Stored data entries
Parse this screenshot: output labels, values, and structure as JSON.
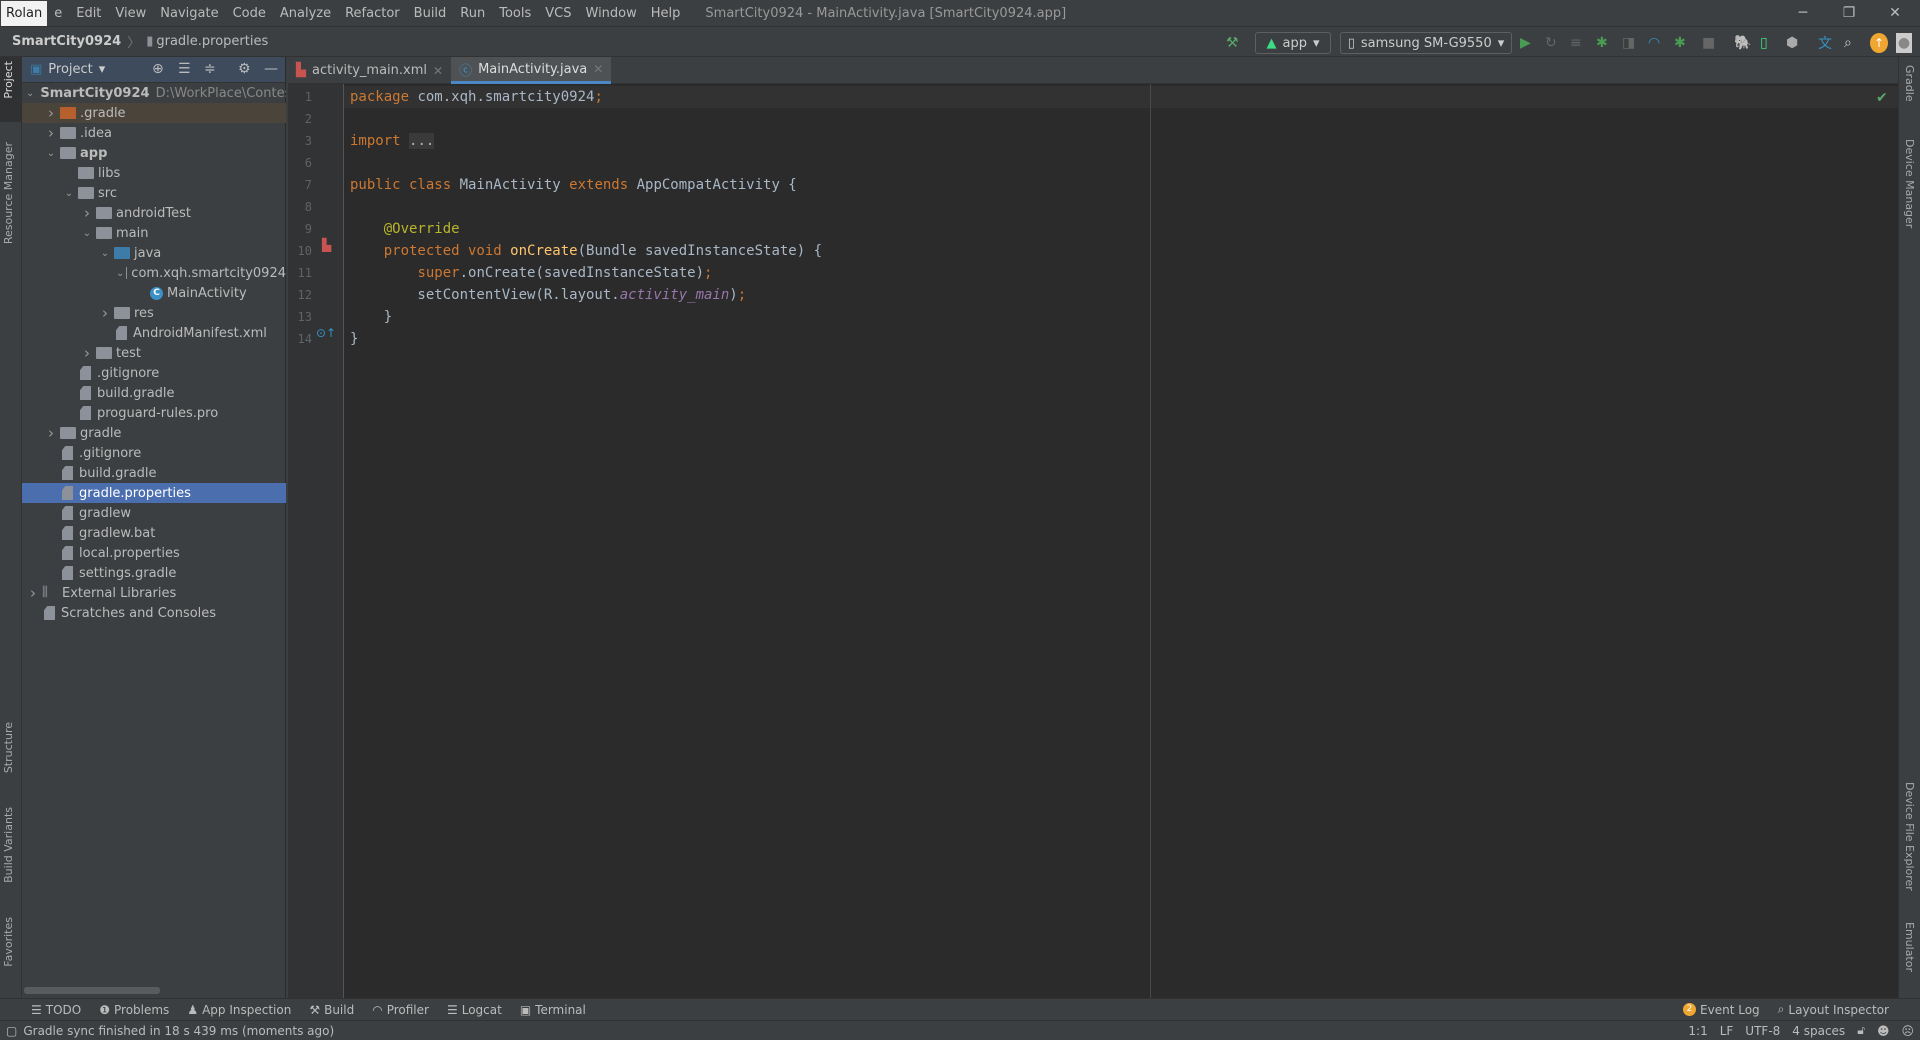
{
  "menubar": {
    "user": "Rolan",
    "items": [
      "e",
      "Edit",
      "View",
      "Navigate",
      "Code",
      "Analyze",
      "Refactor",
      "Build",
      "Run",
      "Tools",
      "VCS",
      "Window",
      "Help"
    ],
    "title": "SmartCity0924 - MainActivity.java [SmartCity0924.app]"
  },
  "breadcrumb": {
    "project": "SmartCity0924",
    "file": "gradle.properties"
  },
  "toolbar": {
    "config": "app",
    "device": "samsung SM-G9550"
  },
  "left_stripe": [
    "Project",
    "Resource Manager",
    "Structure",
    "Build Variants",
    "Favorites"
  ],
  "right_stripe": [
    "Gradle",
    "Device Manager",
    "Device File Explorer",
    "Emulator"
  ],
  "project_panel": {
    "title": "Project"
  },
  "tree": [
    {
      "label": "SmartCity0924",
      "path": "D:\\WorkPlace\\Contest",
      "level": 0,
      "arrow": "down",
      "icon": "module",
      "bold": true
    },
    {
      "label": ".gradle",
      "level": 1,
      "arrow": "right",
      "icon": "folder-orange",
      "state": "excluded"
    },
    {
      "label": ".idea",
      "level": 1,
      "arrow": "right",
      "icon": "folder"
    },
    {
      "label": "app",
      "level": 1,
      "arrow": "down",
      "icon": "module",
      "bold": true
    },
    {
      "label": "libs",
      "level": 2,
      "icon": "folder"
    },
    {
      "label": "src",
      "level": 2,
      "arrow": "down",
      "icon": "folder"
    },
    {
      "label": "androidTest",
      "level": 3,
      "arrow": "right",
      "icon": "folder"
    },
    {
      "label": "main",
      "level": 3,
      "arrow": "down",
      "icon": "folder"
    },
    {
      "label": "java",
      "level": 4,
      "arrow": "down",
      "icon": "folder-blue"
    },
    {
      "label": "com.xqh.smartcity0924",
      "level": 5,
      "arrow": "down",
      "icon": "package"
    },
    {
      "label": "MainActivity",
      "level": 6,
      "icon": "class"
    },
    {
      "label": "res",
      "level": 4,
      "arrow": "right",
      "icon": "folder"
    },
    {
      "label": "AndroidManifest.xml",
      "level": 4,
      "icon": "file"
    },
    {
      "label": "test",
      "level": 3,
      "arrow": "right",
      "icon": "folder"
    },
    {
      "label": ".gitignore",
      "level": 2,
      "icon": "file"
    },
    {
      "label": "build.gradle",
      "level": 2,
      "icon": "file"
    },
    {
      "label": "proguard-rules.pro",
      "level": 2,
      "icon": "file"
    },
    {
      "label": "gradle",
      "level": 1,
      "arrow": "right",
      "icon": "folder"
    },
    {
      "label": ".gitignore",
      "level": 1,
      "icon": "file"
    },
    {
      "label": "build.gradle",
      "level": 1,
      "icon": "file"
    },
    {
      "label": "gradle.properties",
      "level": 1,
      "icon": "file",
      "state": "selected"
    },
    {
      "label": "gradlew",
      "level": 1,
      "icon": "file"
    },
    {
      "label": "gradlew.bat",
      "level": 1,
      "icon": "file"
    },
    {
      "label": "local.properties",
      "level": 1,
      "icon": "file"
    },
    {
      "label": "settings.gradle",
      "level": 1,
      "icon": "file"
    },
    {
      "label": "External Libraries",
      "level": 0,
      "arrow": "right",
      "icon": "libs"
    },
    {
      "label": "Scratches and Consoles",
      "level": 0,
      "icon": "file"
    }
  ],
  "tabs": [
    {
      "label": "activity_main.xml",
      "active": false
    },
    {
      "label": "MainActivity.java",
      "active": true
    }
  ],
  "code": [
    {
      "n": "1",
      "t": [
        [
          "kw",
          "package "
        ],
        [
          "",
          "com.xqh.smartcity0924"
        ],
        [
          "kw",
          ";"
        ]
      ]
    },
    {
      "n": "2",
      "t": []
    },
    {
      "n": "3",
      "t": [
        [
          "kw",
          "import "
        ],
        [
          "fold",
          "..."
        ]
      ]
    },
    {
      "n": "6",
      "t": []
    },
    {
      "n": "7",
      "t": [
        [
          "kw",
          "public class "
        ],
        [
          "",
          "MainActivity "
        ],
        [
          "kw",
          "extends "
        ],
        [
          "",
          "AppCompatActivity {"
        ]
      ]
    },
    {
      "n": "8",
      "t": []
    },
    {
      "n": "9",
      "t": [
        [
          "",
          "    "
        ],
        [
          "an",
          "@Override"
        ]
      ]
    },
    {
      "n": "10",
      "t": [
        [
          "",
          "    "
        ],
        [
          "kw",
          "protected void "
        ],
        [
          "fn",
          "onCreate"
        ],
        [
          "",
          "(Bundle savedInstanceState) {"
        ]
      ]
    },
    {
      "n": "11",
      "t": [
        [
          "",
          "        "
        ],
        [
          "kw",
          "super"
        ],
        [
          "",
          ".onCreate(savedInstanceState)"
        ],
        [
          "kw",
          ";"
        ]
      ]
    },
    {
      "n": "12",
      "t": [
        [
          "",
          "        setContentView(R.layout."
        ],
        [
          "it",
          "activity_main"
        ],
        [
          "",
          ")"
        ],
        [
          "kw",
          ";"
        ]
      ]
    },
    {
      "n": "13",
      "t": [
        [
          "",
          "    }"
        ]
      ]
    },
    {
      "n": "14",
      "t": [
        [
          "",
          "}"
        ]
      ]
    }
  ],
  "bottom_tools": {
    "left": [
      "TODO",
      "Problems",
      "App Inspection",
      "Build",
      "Profiler",
      "Logcat",
      "Terminal"
    ],
    "right": [
      "Event Log",
      "Layout Inspector"
    ],
    "event_count": "2"
  },
  "status": {
    "message": "Gradle sync finished in 18 s 439 ms (moments ago)",
    "position": "1:1",
    "line_sep": "LF",
    "encoding": "UTF-8",
    "indent": "4 spaces"
  },
  "colors": {
    "keyword": "#cc7832",
    "annotation": "#bbb529",
    "method": "#ffc66d",
    "field": "#9876aa",
    "selection": "#4b6eaf",
    "accent": "#4a88c7"
  }
}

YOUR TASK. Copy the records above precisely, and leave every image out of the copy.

WRITTEN RESPONSE.
Parse this screenshot: output labels, values, and structure as JSON.
{
  "menubar": {
    "user": "Rolan",
    "items": [
      "e",
      "Edit",
      "View",
      "Navigate",
      "Code",
      "Analyze",
      "Refactor",
      "Build",
      "Run",
      "Tools",
      "VCS",
      "Window",
      "Help"
    ],
    "title": "SmartCity0924 - MainActivity.java [SmartCity0924.app]"
  },
  "breadcrumb": {
    "project": "SmartCity0924",
    "file": "gradle.properties"
  },
  "toolbar": {
    "config": "app",
    "device": "samsung SM-G9550"
  },
  "left_stripe": [
    "Project",
    "Resource Manager",
    "Structure",
    "Build Variants",
    "Favorites"
  ],
  "right_stripe": [
    "Gradle",
    "Device Manager",
    "Device File Explorer",
    "Emulator"
  ],
  "project_panel": {
    "title": "Project"
  },
  "tree": [
    {
      "label": "SmartCity0924",
      "path": "D:\\WorkPlace\\Contest",
      "level": 0,
      "arrow": "down",
      "icon": "module",
      "bold": true
    },
    {
      "label": ".gradle",
      "level": 1,
      "arrow": "right",
      "icon": "folder-orange",
      "state": "excluded"
    },
    {
      "label": ".idea",
      "level": 1,
      "arrow": "right",
      "icon": "folder"
    },
    {
      "label": "app",
      "level": 1,
      "arrow": "down",
      "icon": "module",
      "bold": true
    },
    {
      "label": "libs",
      "level": 2,
      "icon": "folder"
    },
    {
      "label": "src",
      "level": 2,
      "arrow": "down",
      "icon": "folder"
    },
    {
      "label": "androidTest",
      "level": 3,
      "arrow": "right",
      "icon": "folder"
    },
    {
      "label": "main",
      "level": 3,
      "arrow": "down",
      "icon": "folder"
    },
    {
      "label": "java",
      "level": 4,
      "arrow": "down",
      "icon": "folder-blue"
    },
    {
      "label": "com.xqh.smartcity0924",
      "level": 5,
      "arrow": "down",
      "icon": "package"
    },
    {
      "label": "MainActivity",
      "level": 6,
      "icon": "class"
    },
    {
      "label": "res",
      "level": 4,
      "arrow": "right",
      "icon": "folder"
    },
    {
      "label": "AndroidManifest.xml",
      "level": 4,
      "icon": "file"
    },
    {
      "label": "test",
      "level": 3,
      "arrow": "right",
      "icon": "folder"
    },
    {
      "label": ".gitignore",
      "level": 2,
      "icon": "file"
    },
    {
      "label": "build.gradle",
      "level": 2,
      "icon": "file"
    },
    {
      "label": "proguard-rules.pro",
      "level": 2,
      "icon": "file"
    },
    {
      "label": "gradle",
      "level": 1,
      "arrow": "right",
      "icon": "folder"
    },
    {
      "label": ".gitignore",
      "level": 1,
      "icon": "file"
    },
    {
      "label": "build.gradle",
      "level": 1,
      "icon": "file"
    },
    {
      "label": "gradle.properties",
      "level": 1,
      "icon": "file",
      "state": "selected"
    },
    {
      "label": "gradlew",
      "level": 1,
      "icon": "file"
    },
    {
      "label": "gradlew.bat",
      "level": 1,
      "icon": "file"
    },
    {
      "label": "local.properties",
      "level": 1,
      "icon": "file"
    },
    {
      "label": "settings.gradle",
      "level": 1,
      "icon": "file"
    },
    {
      "label": "External Libraries",
      "level": 0,
      "arrow": "right",
      "icon": "libs"
    },
    {
      "label": "Scratches and Consoles",
      "level": 0,
      "icon": "file"
    }
  ],
  "tabs": [
    {
      "label": "activity_main.xml",
      "active": false
    },
    {
      "label": "MainActivity.java",
      "active": true
    }
  ],
  "code": [
    {
      "n": "1",
      "t": [
        [
          "kw",
          "package "
        ],
        [
          "",
          "com.xqh.smartcity0924"
        ],
        [
          "kw",
          ";"
        ]
      ]
    },
    {
      "n": "2",
      "t": []
    },
    {
      "n": "3",
      "t": [
        [
          "kw",
          "import "
        ],
        [
          "fold",
          "..."
        ]
      ]
    },
    {
      "n": "6",
      "t": []
    },
    {
      "n": "7",
      "t": [
        [
          "kw",
          "public class "
        ],
        [
          "",
          "MainActivity "
        ],
        [
          "kw",
          "extends "
        ],
        [
          "",
          "AppCompatActivity {"
        ]
      ]
    },
    {
      "n": "8",
      "t": []
    },
    {
      "n": "9",
      "t": [
        [
          "",
          "    "
        ],
        [
          "an",
          "@Override"
        ]
      ]
    },
    {
      "n": "10",
      "t": [
        [
          "",
          "    "
        ],
        [
          "kw",
          "protected void "
        ],
        [
          "fn",
          "onCreate"
        ],
        [
          "",
          "(Bundle savedInstanceState) {"
        ]
      ]
    },
    {
      "n": "11",
      "t": [
        [
          "",
          "        "
        ],
        [
          "kw",
          "super"
        ],
        [
          "",
          ".onCreate(savedInstanceState)"
        ],
        [
          "kw",
          ";"
        ]
      ]
    },
    {
      "n": "12",
      "t": [
        [
          "",
          "        setContentView(R.layout."
        ],
        [
          "it",
          "activity_main"
        ],
        [
          "",
          ")"
        ],
        [
          "kw",
          ";"
        ]
      ]
    },
    {
      "n": "13",
      "t": [
        [
          "",
          "    }"
        ]
      ]
    },
    {
      "n": "14",
      "t": [
        [
          "",
          "}"
        ]
      ]
    }
  ],
  "bottom_tools": {
    "left": [
      "TODO",
      "Problems",
      "App Inspection",
      "Build",
      "Profiler",
      "Logcat",
      "Terminal"
    ],
    "right": [
      "Event Log",
      "Layout Inspector"
    ],
    "event_count": "2"
  },
  "status": {
    "message": "Gradle sync finished in 18 s 439 ms (moments ago)",
    "position": "1:1",
    "line_sep": "LF",
    "encoding": "UTF-8",
    "indent": "4 spaces"
  },
  "colors": {
    "keyword": "#cc7832",
    "annotation": "#bbb529",
    "method": "#ffc66d",
    "field": "#9876aa",
    "selection": "#4b6eaf",
    "accent": "#4a88c7"
  }
}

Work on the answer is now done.